- Angelo casts Ancient Stirrings and looks at the top five cards of his library. He reveals a Wurmcoil Engine from among those cards and puts the other four on the bottom of his library. Suddenly, Nancy picks up Angelo’s deck and shuffles it. Angelo calls a judge. What do you do?
Although the situation is unfortunate, we cannot undo a shuffle. Assess Nancy a Warning for Game Rule Violation, and leave the game as-is.
- Amy and Ned are playing Standard. Amy is playing Dark Jeskai and has several cards in her hand. She announces, “Painful Truths for 3″ and taps a Swamp, Plains, and Shambling Vent. Ned says, “Sure.” Amy draws three cards, then passes the turn. A spectator intervenes and points out that Amy couldn’t produce three colors of mana. The players call a judge. How do you rule? (Amy controls three other lands: a Prairie Stream, a Smoldering Marsh, and a Sunken Hollow.)
Of the rulings presented here, this is by far the most complex. Thanks to Matt Karr for sharing it with me, and to Steven Zwanger and Jeremy Fain (among others) for their engaging discussion.
On a base level, Amy has one more card in her hand than she is supposed to, which immediately should prompt us to consider Drawing Extra Cards (DEC). As it turns out, the current iteration of DEC policy contains four sections in the Additional Remedy, each of which handles particular types of errors relating to drawing extra cards, and gives us specific ways to handle them.
The first paragraph handles situations when the identity of the card was known, or when the player’s hand is empty. Neither condition applies here, so let’s just move right along.
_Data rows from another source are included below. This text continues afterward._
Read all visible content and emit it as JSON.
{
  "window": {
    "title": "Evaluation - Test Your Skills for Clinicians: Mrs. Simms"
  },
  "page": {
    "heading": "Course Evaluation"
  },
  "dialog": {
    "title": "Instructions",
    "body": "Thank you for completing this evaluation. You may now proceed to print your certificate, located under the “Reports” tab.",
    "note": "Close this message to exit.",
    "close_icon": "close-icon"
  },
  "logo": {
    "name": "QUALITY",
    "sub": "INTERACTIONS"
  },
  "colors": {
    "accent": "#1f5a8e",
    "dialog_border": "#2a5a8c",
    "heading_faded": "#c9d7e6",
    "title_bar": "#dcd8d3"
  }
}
The second paragraph covers situations where the extra cards were drawn due to (A) “the legal resolution of an illegally-played instruction”, (B) a Communication Policy Violation, or (C) resolving instructions in the wrong order. There’s only one item on the stack, so this clearly isn’t (C). (A) might fit: was the error that Amy failed to tap her mana correctly? Or is the problem, rather, that Amy misrepresented the number of colors she had tapped? And would that be a Communication Policy Violation, or not? Let’s set that point aside for now. If we decide the issue falls under this paragraph, we can consider a backup or leave the game as-is.
The third paragraph tells us how to approach situations where the opponent confirmed the draw. Is that what happened here? Again, maybe, so let’s discuss this in more detail shortly. Like in the second paragraph, errors of this type can be fixed by a back-up or leaving the game state as-is.
Overall, I feel that the third paragraph of DEC fits very well here. Amy gave Ned a chance to respond; and Ned had an opportunity to verify that Amy tapped three colors of mana, but failed to do so. Therefore, I next have to consider whether to backup the game or leave things as they are. And in this Standard especially, I lean strongly towards leaving things as they are. When choosing lands to tap for Painful Truths, players often have to make tradeoffs about which colors of mana they leave themselves available — but this choice becomes much easier if you know the top cards of your deck.
What are your thoughts? Do you agree that paragraph three is the best fit? Would you prefer to back up the game instead of leaving things as they are? Is this actually a Communication Policy Violation? Would you take a different approach entirely? Let me know in the comments!